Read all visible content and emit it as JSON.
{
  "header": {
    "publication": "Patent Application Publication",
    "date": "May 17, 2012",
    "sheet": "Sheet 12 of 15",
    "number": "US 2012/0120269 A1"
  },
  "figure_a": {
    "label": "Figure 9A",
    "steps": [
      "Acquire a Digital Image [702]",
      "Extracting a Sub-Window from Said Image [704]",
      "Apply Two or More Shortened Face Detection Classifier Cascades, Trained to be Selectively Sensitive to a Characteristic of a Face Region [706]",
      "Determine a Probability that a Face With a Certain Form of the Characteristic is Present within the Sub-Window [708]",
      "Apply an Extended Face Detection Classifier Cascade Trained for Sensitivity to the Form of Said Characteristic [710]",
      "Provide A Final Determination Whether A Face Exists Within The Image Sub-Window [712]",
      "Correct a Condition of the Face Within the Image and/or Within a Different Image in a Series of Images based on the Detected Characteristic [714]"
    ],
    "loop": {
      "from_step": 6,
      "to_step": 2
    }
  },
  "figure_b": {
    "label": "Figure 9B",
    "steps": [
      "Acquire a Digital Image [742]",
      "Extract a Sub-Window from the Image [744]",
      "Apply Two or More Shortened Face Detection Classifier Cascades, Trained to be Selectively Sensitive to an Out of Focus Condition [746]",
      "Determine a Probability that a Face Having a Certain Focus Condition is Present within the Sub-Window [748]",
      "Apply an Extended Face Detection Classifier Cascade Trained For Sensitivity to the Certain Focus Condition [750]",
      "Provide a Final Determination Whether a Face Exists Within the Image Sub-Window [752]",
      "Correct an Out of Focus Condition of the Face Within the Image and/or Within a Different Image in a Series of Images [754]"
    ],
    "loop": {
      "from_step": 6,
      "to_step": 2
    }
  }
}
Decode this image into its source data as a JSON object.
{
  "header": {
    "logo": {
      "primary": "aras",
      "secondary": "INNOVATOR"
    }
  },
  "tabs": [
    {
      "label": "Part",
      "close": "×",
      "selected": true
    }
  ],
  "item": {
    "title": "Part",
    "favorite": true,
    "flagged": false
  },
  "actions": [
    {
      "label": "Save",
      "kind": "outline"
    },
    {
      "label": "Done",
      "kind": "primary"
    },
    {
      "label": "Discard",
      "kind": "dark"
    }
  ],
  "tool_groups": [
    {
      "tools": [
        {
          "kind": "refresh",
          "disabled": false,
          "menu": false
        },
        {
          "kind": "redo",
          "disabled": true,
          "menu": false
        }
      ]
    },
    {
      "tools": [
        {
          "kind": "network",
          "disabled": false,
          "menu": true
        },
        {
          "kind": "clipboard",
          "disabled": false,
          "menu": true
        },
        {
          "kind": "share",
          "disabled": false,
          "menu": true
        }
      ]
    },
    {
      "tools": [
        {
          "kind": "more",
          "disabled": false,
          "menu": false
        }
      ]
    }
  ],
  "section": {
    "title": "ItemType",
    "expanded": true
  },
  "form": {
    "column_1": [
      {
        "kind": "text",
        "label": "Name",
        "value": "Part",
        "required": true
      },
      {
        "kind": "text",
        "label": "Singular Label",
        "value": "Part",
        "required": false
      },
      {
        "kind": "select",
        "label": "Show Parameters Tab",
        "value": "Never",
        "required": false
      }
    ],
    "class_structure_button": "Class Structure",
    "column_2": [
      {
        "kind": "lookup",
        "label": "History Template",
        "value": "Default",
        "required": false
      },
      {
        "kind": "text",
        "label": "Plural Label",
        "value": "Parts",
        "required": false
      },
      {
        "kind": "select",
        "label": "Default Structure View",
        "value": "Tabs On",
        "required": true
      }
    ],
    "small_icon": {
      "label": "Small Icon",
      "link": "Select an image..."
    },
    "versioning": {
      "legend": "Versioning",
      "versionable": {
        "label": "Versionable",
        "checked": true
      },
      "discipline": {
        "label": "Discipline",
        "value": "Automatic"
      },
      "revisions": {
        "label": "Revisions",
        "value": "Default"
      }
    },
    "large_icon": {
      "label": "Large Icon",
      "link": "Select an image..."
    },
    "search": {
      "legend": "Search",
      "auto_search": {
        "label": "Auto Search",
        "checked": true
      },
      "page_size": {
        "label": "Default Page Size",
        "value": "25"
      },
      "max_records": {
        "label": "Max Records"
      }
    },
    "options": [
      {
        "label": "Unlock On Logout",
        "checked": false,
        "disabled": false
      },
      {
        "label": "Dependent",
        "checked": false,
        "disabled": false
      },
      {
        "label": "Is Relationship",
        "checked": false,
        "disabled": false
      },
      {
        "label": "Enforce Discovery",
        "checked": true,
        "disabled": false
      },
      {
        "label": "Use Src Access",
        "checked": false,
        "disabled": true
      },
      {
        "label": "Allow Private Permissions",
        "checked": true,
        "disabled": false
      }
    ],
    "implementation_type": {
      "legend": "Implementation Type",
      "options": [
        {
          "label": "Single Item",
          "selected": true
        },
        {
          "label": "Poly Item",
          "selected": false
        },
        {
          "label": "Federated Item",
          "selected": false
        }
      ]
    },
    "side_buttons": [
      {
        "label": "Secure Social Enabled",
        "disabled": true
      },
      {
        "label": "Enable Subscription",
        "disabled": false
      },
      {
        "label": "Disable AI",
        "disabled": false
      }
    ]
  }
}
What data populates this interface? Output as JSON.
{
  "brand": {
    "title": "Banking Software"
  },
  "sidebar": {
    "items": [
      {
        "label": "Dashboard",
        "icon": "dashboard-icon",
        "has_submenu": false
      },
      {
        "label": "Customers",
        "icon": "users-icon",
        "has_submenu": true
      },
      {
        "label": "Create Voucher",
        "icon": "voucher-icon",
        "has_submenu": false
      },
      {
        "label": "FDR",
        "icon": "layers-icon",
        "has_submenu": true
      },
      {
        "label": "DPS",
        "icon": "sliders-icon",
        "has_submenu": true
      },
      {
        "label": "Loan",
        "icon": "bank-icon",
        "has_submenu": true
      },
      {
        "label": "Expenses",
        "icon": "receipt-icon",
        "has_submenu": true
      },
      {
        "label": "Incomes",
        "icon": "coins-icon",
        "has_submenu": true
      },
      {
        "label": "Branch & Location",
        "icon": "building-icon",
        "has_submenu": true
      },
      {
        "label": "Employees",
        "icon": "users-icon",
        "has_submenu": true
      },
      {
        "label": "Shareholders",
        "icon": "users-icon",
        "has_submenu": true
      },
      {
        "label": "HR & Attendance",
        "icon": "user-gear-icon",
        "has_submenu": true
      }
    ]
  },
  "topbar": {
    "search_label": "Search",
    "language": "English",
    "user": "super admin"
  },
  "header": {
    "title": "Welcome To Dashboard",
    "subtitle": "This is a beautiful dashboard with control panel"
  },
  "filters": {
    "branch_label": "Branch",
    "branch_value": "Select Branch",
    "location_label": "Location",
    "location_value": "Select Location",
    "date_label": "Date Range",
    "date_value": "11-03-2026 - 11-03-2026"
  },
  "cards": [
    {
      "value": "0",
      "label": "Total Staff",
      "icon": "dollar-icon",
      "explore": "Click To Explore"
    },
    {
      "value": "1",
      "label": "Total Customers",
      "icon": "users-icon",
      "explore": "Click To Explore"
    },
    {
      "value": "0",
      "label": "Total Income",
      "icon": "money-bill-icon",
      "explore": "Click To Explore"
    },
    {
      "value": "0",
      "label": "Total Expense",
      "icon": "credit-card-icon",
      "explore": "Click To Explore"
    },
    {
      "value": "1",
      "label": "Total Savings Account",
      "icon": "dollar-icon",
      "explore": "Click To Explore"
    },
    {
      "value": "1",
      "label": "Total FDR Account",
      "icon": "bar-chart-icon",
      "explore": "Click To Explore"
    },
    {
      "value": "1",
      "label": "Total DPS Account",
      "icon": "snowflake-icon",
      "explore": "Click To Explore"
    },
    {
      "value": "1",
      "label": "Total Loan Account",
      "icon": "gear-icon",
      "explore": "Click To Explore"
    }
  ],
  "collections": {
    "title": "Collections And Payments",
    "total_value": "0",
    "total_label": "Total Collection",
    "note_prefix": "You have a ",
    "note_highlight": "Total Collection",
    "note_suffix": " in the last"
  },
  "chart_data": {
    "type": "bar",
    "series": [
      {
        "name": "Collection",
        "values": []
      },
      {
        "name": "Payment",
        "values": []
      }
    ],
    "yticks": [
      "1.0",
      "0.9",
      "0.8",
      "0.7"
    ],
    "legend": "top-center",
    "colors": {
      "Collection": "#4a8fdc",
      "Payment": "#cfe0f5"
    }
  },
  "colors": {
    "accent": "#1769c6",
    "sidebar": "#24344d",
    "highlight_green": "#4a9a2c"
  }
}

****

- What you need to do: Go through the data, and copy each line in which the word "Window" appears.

- Answer to this problem:
      "Extracting a Sub-Window from Said Image [704]",
      "Determine a Probability that a Face With a Certain Form of the Characteristic is Present within the Sub-Window [708]",
      "Provide A Final Determination Whether A Face Exists Within The Image Sub-Window [712]",
      "Extract a Sub-Window from the Image [744]",
      "Determine a Probability that a Face Having a Certain Focus Condition is Present within the Sub-Window [748]",
      "Provide a Final Determination Whether a Face Exists Within the Image Sub-Window [752]",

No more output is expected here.